Requirement: When a line in the records contains the string "value", copy that line.

┌──

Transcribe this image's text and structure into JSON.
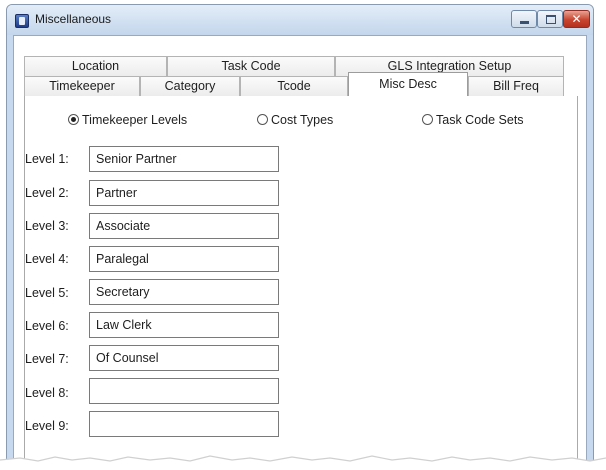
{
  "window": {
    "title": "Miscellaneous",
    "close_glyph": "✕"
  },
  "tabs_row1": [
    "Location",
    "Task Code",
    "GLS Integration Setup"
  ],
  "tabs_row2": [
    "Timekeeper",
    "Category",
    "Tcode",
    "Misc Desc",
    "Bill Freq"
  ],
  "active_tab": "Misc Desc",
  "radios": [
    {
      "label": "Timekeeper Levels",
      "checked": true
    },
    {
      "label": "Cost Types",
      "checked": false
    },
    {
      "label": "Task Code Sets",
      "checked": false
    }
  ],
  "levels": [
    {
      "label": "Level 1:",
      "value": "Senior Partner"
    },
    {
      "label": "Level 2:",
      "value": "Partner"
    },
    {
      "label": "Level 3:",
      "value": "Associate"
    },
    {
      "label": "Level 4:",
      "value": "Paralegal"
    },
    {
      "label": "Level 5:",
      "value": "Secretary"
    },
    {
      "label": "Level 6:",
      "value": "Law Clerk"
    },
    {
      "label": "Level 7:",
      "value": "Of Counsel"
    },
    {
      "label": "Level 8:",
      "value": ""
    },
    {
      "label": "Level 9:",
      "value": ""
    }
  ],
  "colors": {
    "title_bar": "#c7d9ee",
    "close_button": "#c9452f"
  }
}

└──

Response to the exercise:
      "value": "Senior Partner"
      "value": "Partner"
      "value": "Associate"
      "value": "Paralegal"
      "value": "Secretary"
      "value": "Law Clerk"
      "value": "Of Counsel"
      "value": ""
      "value": ""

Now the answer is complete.